DESSERT: “Breadfruit”

For dessert, something really simple you can do—I got this thing I do with bread. You take a thicker piece of bread, not too thick, put some butter in the pan with sugar and cinnamon on top of the bread. So you gonna put that on the bread, have butter in the pan, and fry the bread.

At the same time in another pan, take some strawberries, a little banana, some blueberries, and raspberries. Put those in the pan with a little bit of olive oil, just a little bit. Get the food nice and warm. You wanna get it right before it starts to break down and turn into juice; you don't want it to turn into juice, do not microwave it. It’ll destroy it. Have some vanilla ice cream on the side, have that ready.

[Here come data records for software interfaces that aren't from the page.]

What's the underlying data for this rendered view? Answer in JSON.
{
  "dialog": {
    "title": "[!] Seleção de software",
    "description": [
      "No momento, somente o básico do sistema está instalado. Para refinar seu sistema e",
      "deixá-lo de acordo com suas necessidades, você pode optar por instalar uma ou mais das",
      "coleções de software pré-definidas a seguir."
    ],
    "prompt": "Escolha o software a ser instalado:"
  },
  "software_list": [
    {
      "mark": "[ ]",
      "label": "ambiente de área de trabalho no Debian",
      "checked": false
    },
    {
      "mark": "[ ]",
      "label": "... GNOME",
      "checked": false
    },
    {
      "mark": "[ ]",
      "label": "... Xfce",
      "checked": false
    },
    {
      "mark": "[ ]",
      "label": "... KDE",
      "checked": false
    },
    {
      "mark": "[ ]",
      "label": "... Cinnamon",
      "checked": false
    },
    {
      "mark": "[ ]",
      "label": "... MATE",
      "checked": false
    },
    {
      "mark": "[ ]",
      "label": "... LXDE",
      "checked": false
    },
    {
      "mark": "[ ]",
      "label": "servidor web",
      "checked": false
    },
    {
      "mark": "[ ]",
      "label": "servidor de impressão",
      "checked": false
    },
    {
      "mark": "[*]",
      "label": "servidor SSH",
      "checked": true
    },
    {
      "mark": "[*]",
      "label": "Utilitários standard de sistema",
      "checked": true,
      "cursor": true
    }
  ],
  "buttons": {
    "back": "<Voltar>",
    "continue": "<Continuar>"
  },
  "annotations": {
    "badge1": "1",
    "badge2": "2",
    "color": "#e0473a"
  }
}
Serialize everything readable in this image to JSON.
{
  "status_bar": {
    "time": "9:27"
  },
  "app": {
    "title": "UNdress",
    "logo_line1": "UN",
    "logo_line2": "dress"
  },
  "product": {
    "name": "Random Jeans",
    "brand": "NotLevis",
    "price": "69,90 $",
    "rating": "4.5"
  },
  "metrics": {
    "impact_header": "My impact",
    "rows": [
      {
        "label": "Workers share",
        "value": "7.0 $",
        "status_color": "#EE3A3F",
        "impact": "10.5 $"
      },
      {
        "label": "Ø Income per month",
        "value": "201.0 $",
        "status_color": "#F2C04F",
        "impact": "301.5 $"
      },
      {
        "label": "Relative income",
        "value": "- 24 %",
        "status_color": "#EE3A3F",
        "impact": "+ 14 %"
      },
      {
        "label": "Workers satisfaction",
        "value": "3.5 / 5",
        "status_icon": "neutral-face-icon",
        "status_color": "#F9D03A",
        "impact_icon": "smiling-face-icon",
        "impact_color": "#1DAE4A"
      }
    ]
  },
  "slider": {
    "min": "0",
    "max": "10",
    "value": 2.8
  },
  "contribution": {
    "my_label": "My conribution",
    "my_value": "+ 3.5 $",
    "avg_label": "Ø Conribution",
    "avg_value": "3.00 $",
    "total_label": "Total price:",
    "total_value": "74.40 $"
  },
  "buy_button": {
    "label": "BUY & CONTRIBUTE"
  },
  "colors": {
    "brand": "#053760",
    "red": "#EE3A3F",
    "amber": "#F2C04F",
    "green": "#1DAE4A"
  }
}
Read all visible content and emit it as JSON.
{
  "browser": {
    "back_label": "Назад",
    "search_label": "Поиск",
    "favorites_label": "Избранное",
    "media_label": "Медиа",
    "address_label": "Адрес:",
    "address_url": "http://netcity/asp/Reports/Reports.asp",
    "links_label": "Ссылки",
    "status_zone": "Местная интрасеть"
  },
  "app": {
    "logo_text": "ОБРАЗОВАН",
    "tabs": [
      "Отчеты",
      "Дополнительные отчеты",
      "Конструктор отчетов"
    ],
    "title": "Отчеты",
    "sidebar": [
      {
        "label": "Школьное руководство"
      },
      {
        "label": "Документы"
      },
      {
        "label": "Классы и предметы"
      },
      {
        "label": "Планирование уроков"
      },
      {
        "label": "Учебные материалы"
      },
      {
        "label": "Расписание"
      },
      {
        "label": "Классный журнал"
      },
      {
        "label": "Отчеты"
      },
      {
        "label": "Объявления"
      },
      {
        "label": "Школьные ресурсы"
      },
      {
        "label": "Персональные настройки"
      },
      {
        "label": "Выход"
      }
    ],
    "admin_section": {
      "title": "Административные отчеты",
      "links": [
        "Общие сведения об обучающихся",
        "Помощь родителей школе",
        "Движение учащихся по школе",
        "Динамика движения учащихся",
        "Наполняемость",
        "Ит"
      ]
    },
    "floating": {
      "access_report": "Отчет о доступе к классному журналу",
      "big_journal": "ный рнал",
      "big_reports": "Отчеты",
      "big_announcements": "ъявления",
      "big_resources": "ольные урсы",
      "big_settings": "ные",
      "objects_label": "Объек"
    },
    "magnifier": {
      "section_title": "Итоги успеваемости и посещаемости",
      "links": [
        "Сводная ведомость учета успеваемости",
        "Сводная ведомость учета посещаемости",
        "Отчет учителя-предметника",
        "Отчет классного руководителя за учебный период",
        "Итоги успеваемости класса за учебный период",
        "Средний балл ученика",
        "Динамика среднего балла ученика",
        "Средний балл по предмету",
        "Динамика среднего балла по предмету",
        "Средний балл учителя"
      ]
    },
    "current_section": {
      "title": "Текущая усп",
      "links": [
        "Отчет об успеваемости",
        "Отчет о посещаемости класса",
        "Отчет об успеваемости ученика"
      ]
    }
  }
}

You wanna get a bit of crispiness to your bread, you don’t want your bread soggy. So you take your bread out, put it on a plate, put the fruit on top, put a scoop of ice cream on top—I call that Breadfruit. Matter of fact, you could take the bread and cut it in circles so that people don't even know it's bread.

And remember your presentation: If it looks good, it tastes good, it smells good, what is it?

Good?
It is good! Shakazulu right!

Follow John on Twitter: @johnd145